- Store away from fruit (some fruit produces ethylene gas which will age the carrots faster.)
- Carrots will last for a few weeks in the refrigerator.
- How to prepare carrots:
Citrus fruits (Clementines, grapefruit, lemons, tangerines, oranges)Time to add a little variety to this produce guide….with fruit! I don’t know about you, but I didn’t really think about fruit being in season during January. I load up on fruit during the summer months, but during the winter it just doesn’t strike me as being fresh and seasonal. However, citrus fruits are in season right now so feel free to load up and whip up some healthy, fun and bright recipes to get you through these cold months!
- How to choose citrus fruits:
- The skin should be clear and free of blemishes. Choose fruit that has a smooth, evenly firm, finely textured peel rather than a thick, heavily dimpled peel. This will ensure you get more fruit and juice!
- Avoid fruits with soft, tender spots and wrinkled skin.
- Pick the heaviest fruits as they’ll have the most juice.
- Choose the fruits with the strongest, sweetest smell.
- How to store citrus fruits:
- Citrus fruit can be stored either on the countertop in a fruit bowl or in the refrigerator. If you’re going to be eating them within a week, then the countertop is ideal because room temperature fruits will have a stronger flavor. However, if you’re wanting to store them for later, then store them loose in the crisper drawer for up to 2-3 weeks.
- Do not store sealed in a plastic bag or loose on refrigerator shelves, as both will promote ripening.
- How to prepare citrus fruits:
KaleAhhh superfood kale! If you’re looking to eat healthily and stay on track with your New Year’s resolutions then kale should definitely be on your shopping list this month! Luckily we’ve got some scrumptious recipes to help make it taste less….kale-y…:)

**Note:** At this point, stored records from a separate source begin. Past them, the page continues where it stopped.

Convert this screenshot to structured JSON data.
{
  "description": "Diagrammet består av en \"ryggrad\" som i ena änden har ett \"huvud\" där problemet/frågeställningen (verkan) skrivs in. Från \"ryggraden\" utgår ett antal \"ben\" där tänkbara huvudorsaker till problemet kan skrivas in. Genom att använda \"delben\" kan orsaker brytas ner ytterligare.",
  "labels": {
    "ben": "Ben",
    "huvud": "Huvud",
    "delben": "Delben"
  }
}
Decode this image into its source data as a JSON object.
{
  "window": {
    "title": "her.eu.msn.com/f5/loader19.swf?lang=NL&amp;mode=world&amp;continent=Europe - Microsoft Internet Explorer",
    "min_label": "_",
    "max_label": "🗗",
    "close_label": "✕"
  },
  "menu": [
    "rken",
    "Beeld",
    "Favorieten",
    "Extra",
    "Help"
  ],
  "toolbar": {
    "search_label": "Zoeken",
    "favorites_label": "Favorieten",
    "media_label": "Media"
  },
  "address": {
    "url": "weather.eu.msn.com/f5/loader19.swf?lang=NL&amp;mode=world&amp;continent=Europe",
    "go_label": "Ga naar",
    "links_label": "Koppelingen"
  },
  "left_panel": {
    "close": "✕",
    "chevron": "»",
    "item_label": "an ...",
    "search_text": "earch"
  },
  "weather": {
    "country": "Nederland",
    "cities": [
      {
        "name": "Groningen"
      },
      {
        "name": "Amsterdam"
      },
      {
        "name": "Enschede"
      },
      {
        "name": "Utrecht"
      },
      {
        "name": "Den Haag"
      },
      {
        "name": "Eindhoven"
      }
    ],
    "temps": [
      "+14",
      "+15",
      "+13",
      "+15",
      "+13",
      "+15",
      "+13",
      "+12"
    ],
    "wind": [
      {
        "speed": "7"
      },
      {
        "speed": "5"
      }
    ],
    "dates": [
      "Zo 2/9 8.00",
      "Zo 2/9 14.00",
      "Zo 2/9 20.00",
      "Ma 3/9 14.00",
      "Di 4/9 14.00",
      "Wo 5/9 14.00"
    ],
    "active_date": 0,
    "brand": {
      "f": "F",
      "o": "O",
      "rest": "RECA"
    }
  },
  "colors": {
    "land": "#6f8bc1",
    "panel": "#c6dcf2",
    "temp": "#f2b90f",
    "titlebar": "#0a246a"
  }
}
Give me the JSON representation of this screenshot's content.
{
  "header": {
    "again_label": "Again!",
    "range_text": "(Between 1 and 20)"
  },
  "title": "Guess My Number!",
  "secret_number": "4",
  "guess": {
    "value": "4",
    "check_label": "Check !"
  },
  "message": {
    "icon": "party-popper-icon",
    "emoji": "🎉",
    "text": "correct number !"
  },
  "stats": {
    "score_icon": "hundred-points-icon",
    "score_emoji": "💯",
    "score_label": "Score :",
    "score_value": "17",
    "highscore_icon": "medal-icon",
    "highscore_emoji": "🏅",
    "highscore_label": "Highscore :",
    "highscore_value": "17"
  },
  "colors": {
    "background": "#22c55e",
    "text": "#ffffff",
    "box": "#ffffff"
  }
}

- How to choose kale:
- The leaves should be crisp, moist, unwilted and free of blemishes.
- The stems are edible, so they should be crisp and in good shape as well.

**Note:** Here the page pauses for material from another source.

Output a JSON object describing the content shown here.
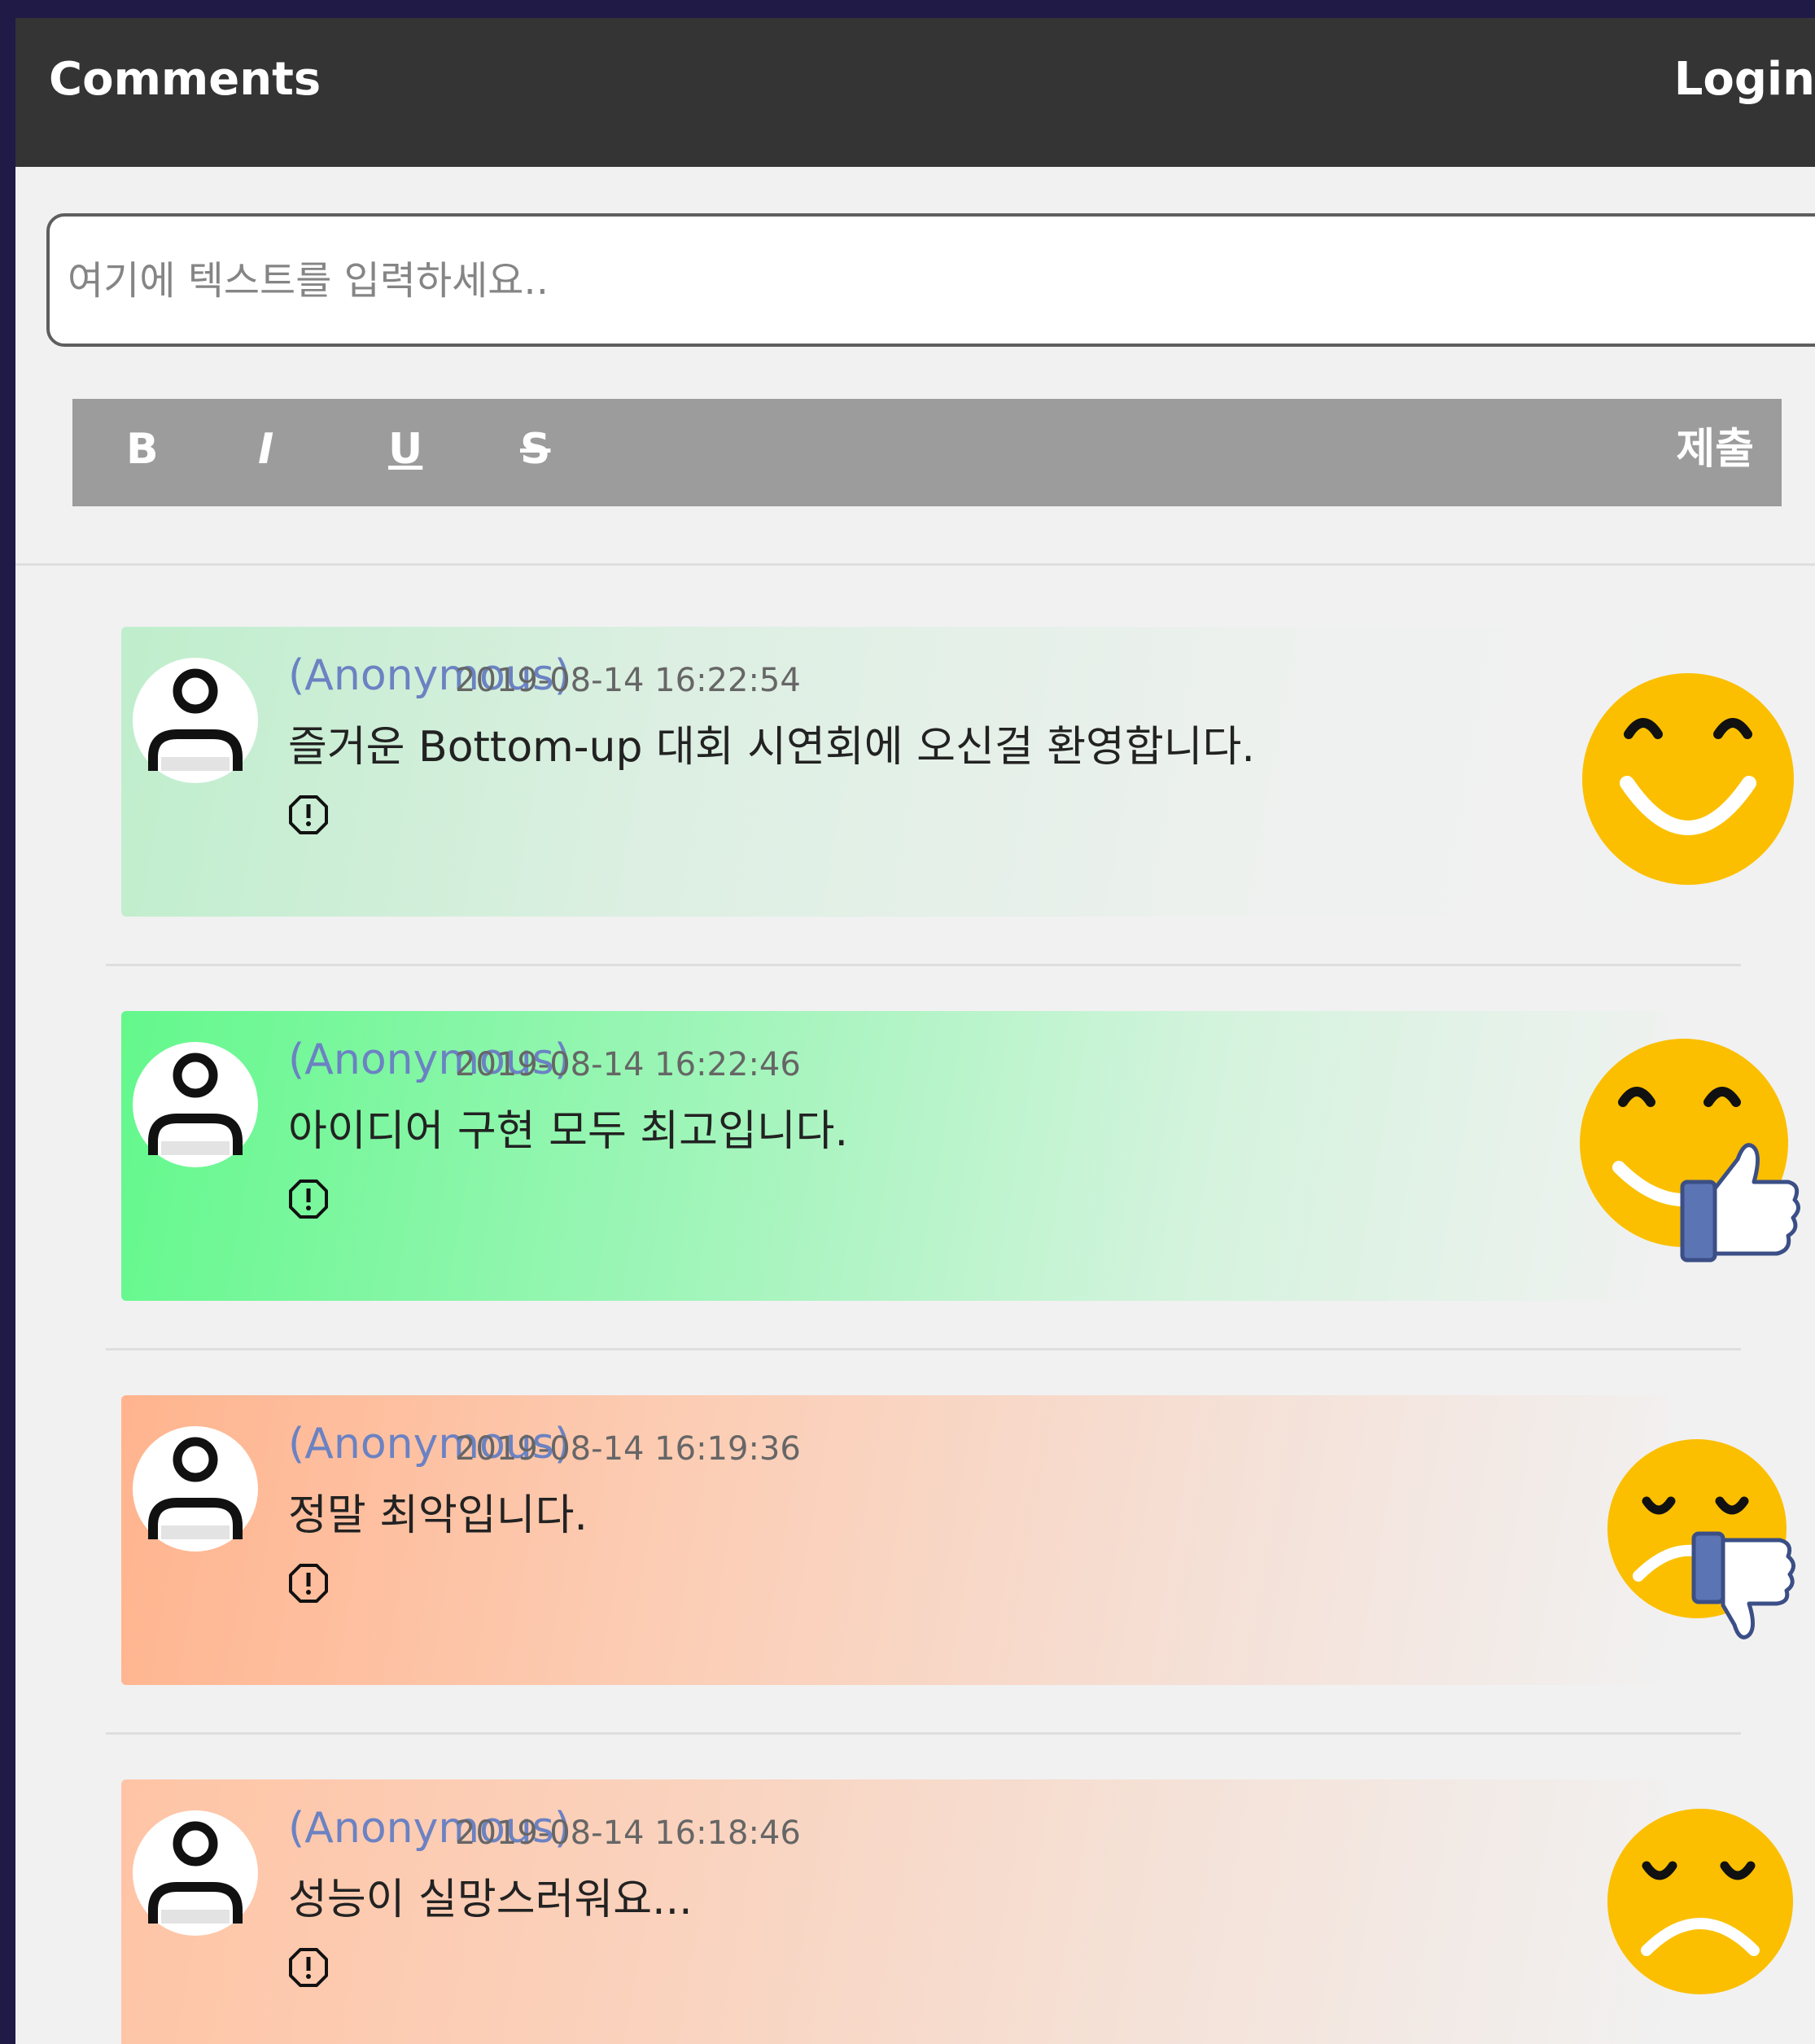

- Avoid kale with brown or yellowed leaves.
- Smaller leaves will be more tender and have better flavor.
- How to store kale:
- Wrap unwashed kale in a damp paper towel and store in your refrigerator crisper drawer.
- Flavor increases over time so use within a day or two of purchasing unless you want a strong kale-y taste!
- Eat within 1-2 weeks.
- How to prepare kale:
- Kale Caprese Salad
- Kale and Kielbasa Skillet
- Kale and Tomato Chicken with Roasted Rosemary Vinaigrette
- Kale Salad with Roasted Chickpea Croutons
- Crispy Crunchy Winter Hummus Bowl with Kale, Sweet Potato, and Apple
- Kale Spinach Pesto and Tomato Bruschetta
- Roasted Carrots with Kale Salad and Homemade Za’atar Seasoning
Winter squashLast but not least, we have the winter squash! Naturally this is in season in the middle of winter! Winter squash includes acorn squash, butternut squash, delicata squash, spaghetti squash, and more. Andrew isn’t a huge fan of squash, but he does love my butternut squash fries! There are a ton of options in preparing these guys to make even the pickiest of eaters dig in! And if you need any advice on how to cut up a squash (because I know I did!), here is a guide on how to cut a butternut squash!
- How to choose winter squash:
- Choose heavy, firm, well-shaped squashes with hard, tough skin.
- Avoid squash with sunken, moldy spots, cuts or punctures.
- The stem should be intact, firm and dry.
- The skin should be dull and matte, shiny skin means the squash was picked too early.
- Choose a squash that is rich and deep in color.
- How to store winter squash:
- Store in a dark, cool place for 2-3 months, such as in your basement.
- If you have to cut it, store sealed in the refrigerator for up to 4 days.
- How to prepare winter squash:
That’s it!! I hope you enjoyed this month’s produce guide! Check back next month for a new guide, or sign up for our email list so you’ll receive it right to your inbox! (Along with some yummy recipes! 🙂 )
And remember if you’re a food blogger to focus on these ingredients for your recipes and pins this month! Check out my January Pinterest Trends and Tips for Food Bloggers if you need more Pinterest tips! 🙂